Go through the data below and count every line that has the word "האקלים". Return only the count.

Stored items from a collection
^^^^
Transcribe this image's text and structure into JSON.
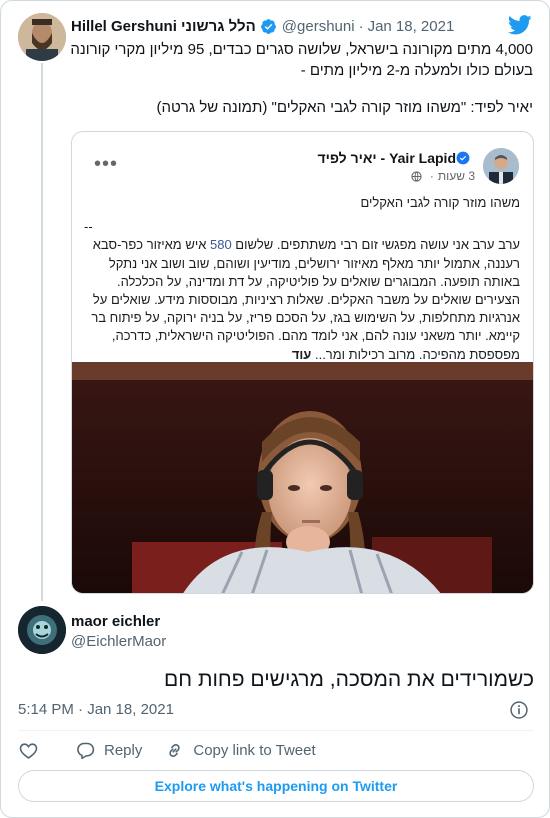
{
  "colors": {
    "twitter_blue": "#1d9bf0",
    "secondary_text": "#536471",
    "border": "#cfd9de",
    "facebook_link": "#385898"
  },
  "parent_tweet": {
    "display_name": "Hillel Gershuni הלל גרשוני",
    "handle": "@gershuni",
    "separator": "·",
    "date": "Jan 18, 2021",
    "text_lines": [
      "4,000 מתים מקורונה בישראל, שלושה סגרים כבדים, 95 מיליון מקרי קורונה",
      "בעולם כולו ולמעלה מ-2 מיליון מתים -",
      "יאיר לפיד: \"משהו מוזר קורה לגבי האקלים\" (תמונה של גרטה)"
    ],
    "icons": {
      "avatar": "avatar-photo",
      "verified": "verified-badge-icon",
      "brand": "twitter-bird-icon"
    }
  },
  "embedded_post": {
    "author": "יאיר לפיד - Yair Lapid",
    "time": "3 שעות",
    "separator": "·",
    "headline": "משהו מוזר קורה לגבי האקלים",
    "dashes": "--",
    "body_lines": [
      {
        "pre": "ערב ערב אני עושה מפגשי זום רבי משתתפים. שלשום ",
        "num": "580",
        "post": " איש מאיזור כפר-סבא"
      },
      {
        "pre": "רעננה, אתמול יותר מאלף מאיזור ירושלים, מודיעין ושוהם, שוב ושוב אני נתקל",
        "num": "",
        "post": ""
      },
      {
        "pre": "באותה תופעה. המבוגרים שואלים על פוליטיקה, על דת ומדינה, על הכלכלה.",
        "num": "",
        "post": ""
      },
      {
        "pre": "הצעירים שואלים על משבר האקלים. שאלות רציניות, מבוססות מידע. שואלים על",
        "num": "",
        "post": ""
      },
      {
        "pre": "אנרגיות מתחלפות, על השימוש בגז, על הסכם פריז, על בניה ירוקה, על פיתוח בר",
        "num": "",
        "post": ""
      },
      {
        "pre": "קיימא. יותר משאני עונה להם, אני לומד מהם. הפוליטיקה הישראלית, כדרכה,",
        "num": "",
        "post": ""
      }
    ],
    "last_line": "מפספסת מהפיכה. מרוב רכילות ומר...",
    "more": "עוד",
    "icons": {
      "verified": "verified-badge-icon",
      "globe": "globe-icon",
      "more": "more-options-icon"
    }
  },
  "main_tweet": {
    "display_name": "maor eichler",
    "handle": "@EichlerMaor",
    "text": "כשמורידים את המסכה, מרגישים פחות חם",
    "timestamp": "5:14 PM · Jan 18, 2021"
  },
  "actions": {
    "like_label": "",
    "reply_label": "Reply",
    "copy_label": "Copy link to Tweet"
  },
  "explore_label": "Explore what's happening on Twitter"
}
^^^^
§ Task result
3